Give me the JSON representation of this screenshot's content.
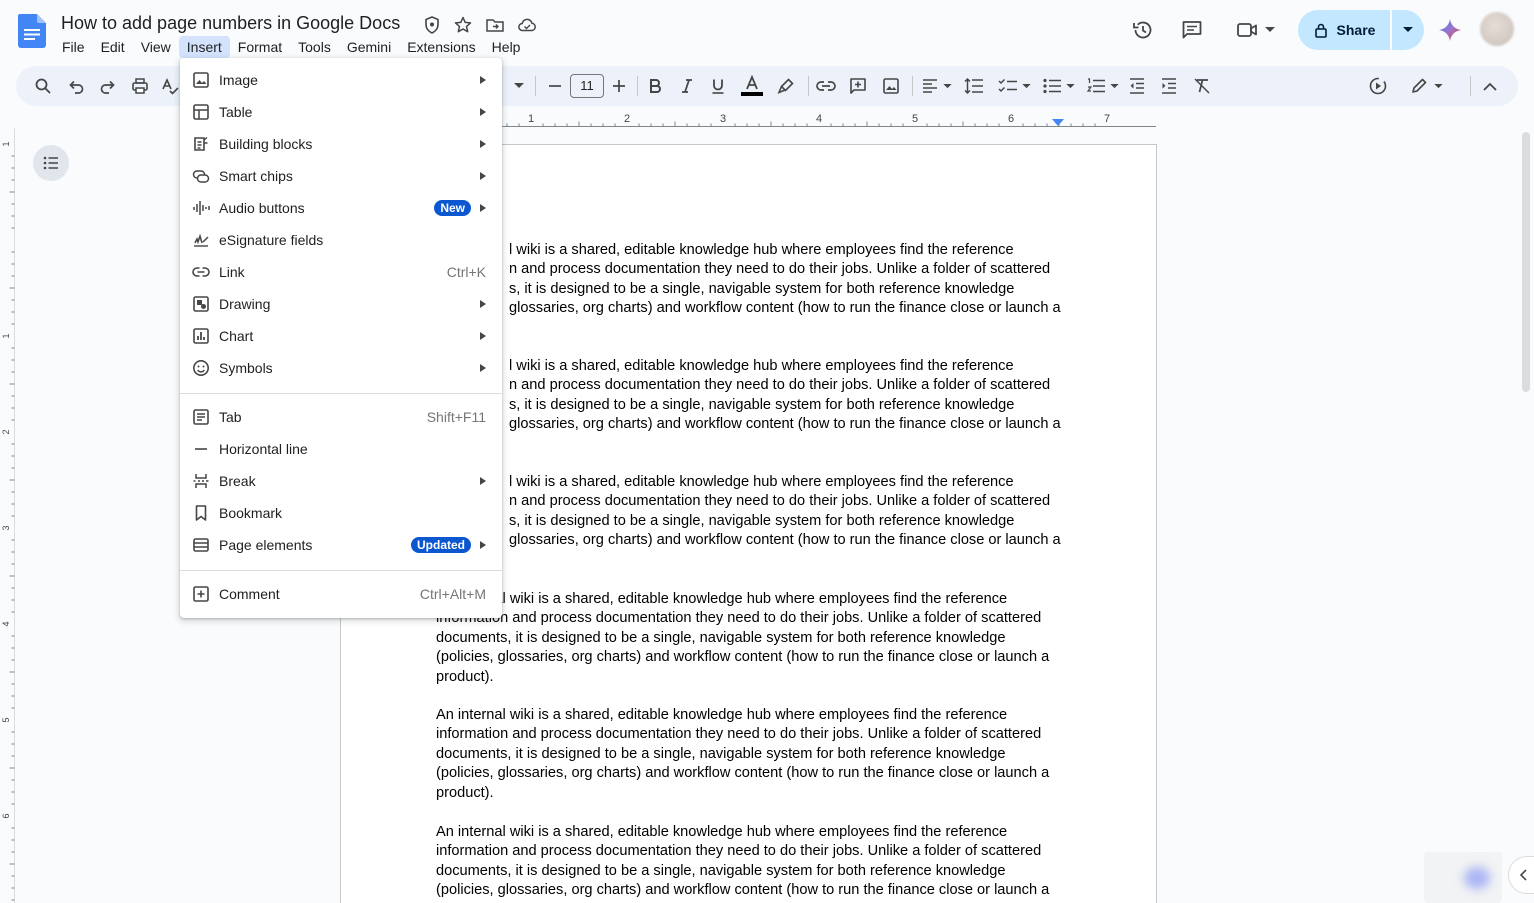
{
  "document": {
    "title": "How to add page numbers in Google Docs",
    "paragraph_first_lines": [
      "l wiki is a shared, editable knowledge hub where employees find the reference",
      "n and process documentation they need to do their jobs. Unlike a folder of scattered",
      "s, it is designed to be a single, navigable system for both reference knowledge",
      "glossaries, org charts) and workflow content (how to run the finance close or launch a"
    ],
    "paragraph_full_lines": [
      "An internal wiki is a shared, editable knowledge hub where employees find the reference",
      "information and process documentation they need to do their jobs. Unlike a folder of scattered",
      "documents, it is designed to be a single, navigable system for both reference knowledge",
      "(policies, glossaries, org charts) and workflow content (how to run the finance close or launch a",
      "product)."
    ]
  },
  "menubar": [
    "File",
    "Edit",
    "View",
    "Insert",
    "Format",
    "Tools",
    "Gemini",
    "Extensions",
    "Help"
  ],
  "header": {
    "share_label": "Share"
  },
  "toolbar": {
    "font_size": "11"
  },
  "ruler": {
    "labels": [
      "1",
      "2",
      "3",
      "4",
      "5",
      "6",
      "7"
    ],
    "vertical_labels": [
      "1",
      "1",
      "2",
      "3",
      "4",
      "5",
      "6"
    ]
  },
  "insert_menu": {
    "items": [
      {
        "label": "Image",
        "icon": "image-icon",
        "submenu": true
      },
      {
        "label": "Table",
        "icon": "table-icon",
        "submenu": true
      },
      {
        "label": "Building blocks",
        "icon": "building-blocks-icon",
        "submenu": true
      },
      {
        "label": "Smart chips",
        "icon": "smart-chips-icon",
        "submenu": true
      },
      {
        "label": "Audio buttons",
        "icon": "audio-icon",
        "submenu": true,
        "badge": "New"
      },
      {
        "label": "eSignature fields",
        "icon": "signature-icon",
        "submenu": false
      },
      {
        "label": "Link",
        "icon": "link-icon",
        "shortcut": "Ctrl+K"
      },
      {
        "label": "Drawing",
        "icon": "drawing-icon",
        "submenu": true
      },
      {
        "label": "Chart",
        "icon": "chart-icon",
        "submenu": true
      },
      {
        "label": "Symbols",
        "icon": "symbols-icon",
        "submenu": true
      },
      {
        "label": "Tab",
        "icon": "tab-icon",
        "shortcut": "Shift+F11"
      },
      {
        "label": "Horizontal line",
        "icon": "horizontal-line-icon"
      },
      {
        "label": "Break",
        "icon": "break-icon",
        "submenu": true
      },
      {
        "label": "Bookmark",
        "icon": "bookmark-icon"
      },
      {
        "label": "Page elements",
        "icon": "page-elements-icon",
        "submenu": true,
        "badge": "Updated"
      },
      {
        "label": "Comment",
        "icon": "comment-icon",
        "shortcut": "Ctrl+Alt+M"
      }
    ]
  },
  "colors": {
    "accent": "#0b57d0",
    "share_bg": "#c2e7ff",
    "menu_active": "#d3e3fd",
    "toolbar_bg": "#edf2fa"
  }
}
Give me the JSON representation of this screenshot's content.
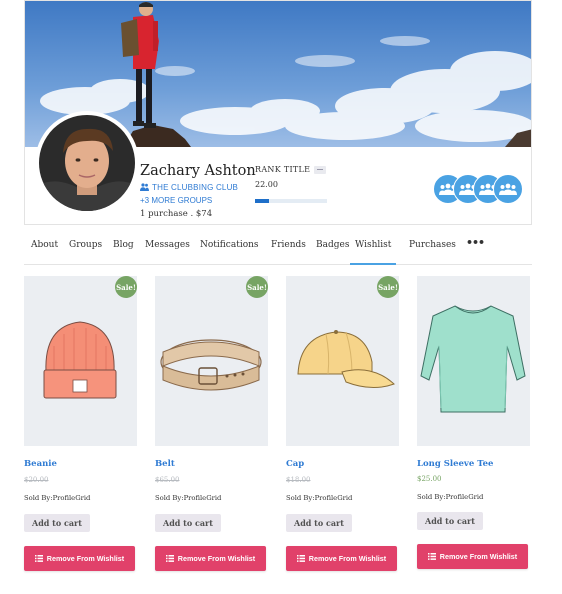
{
  "profile": {
    "name": "Zachary Ashton",
    "group_name": "THE CLUBBING CLUB",
    "more_groups": "+3 MORE GROUPS",
    "purchase_summary": "1 purchase . $74",
    "rank_title": "RANK TITLE",
    "rank_points": "22.00",
    "rank_progress": 0.2
  },
  "tabs": [
    "About",
    "Groups",
    "Blog",
    "Messages",
    "Notifications",
    "Friends",
    "Badges",
    "Wishlist",
    "Purchases"
  ],
  "active_tab": "Wishlist",
  "more_tabs_icon": "•••",
  "sale_label": "Sale!",
  "seller_prefix": "Sold By:",
  "products": [
    {
      "title": "Beanie",
      "old_price": "$20.00",
      "price": "",
      "seller": "ProfileGrid",
      "on_sale": true,
      "image": "beanie-image",
      "cart_label": "Add to cart",
      "remove_label": "Remove From Wishlist"
    },
    {
      "title": "Belt",
      "old_price": "$65.00",
      "price": "",
      "seller": "ProfileGrid",
      "on_sale": true,
      "image": "belt-image",
      "cart_label": "Add to cart",
      "remove_label": "Remove From Wishlist"
    },
    {
      "title": "Cap",
      "old_price": "$18.00",
      "price": "",
      "seller": "ProfileGrid",
      "on_sale": true,
      "image": "cap-image",
      "cart_label": "Add to cart",
      "remove_label": "Remove From Wishlist"
    },
    {
      "title": "Long Sleeve Tee",
      "old_price": "",
      "price": "$25.00",
      "seller": "ProfileGrid",
      "on_sale": false,
      "image": "long-sleeve-tee-image",
      "cart_label": "Add to cart",
      "remove_label": "Remove From Wishlist"
    }
  ],
  "colors": {
    "link_blue": "#2f7bd3",
    "sale_green": "#77a464",
    "remove_pink": "#e1416a",
    "group_icon_blue": "#4aa2e3",
    "rank_bar_blue": "#1e6fc9"
  }
}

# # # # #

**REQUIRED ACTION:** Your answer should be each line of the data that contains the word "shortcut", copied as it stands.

**EXERCISE RESPONSE:**
        "shortcut": "Ctrl+K"
        "shortcut": "Shift+F11"
        "shortcut": "Ctrl+Alt+M"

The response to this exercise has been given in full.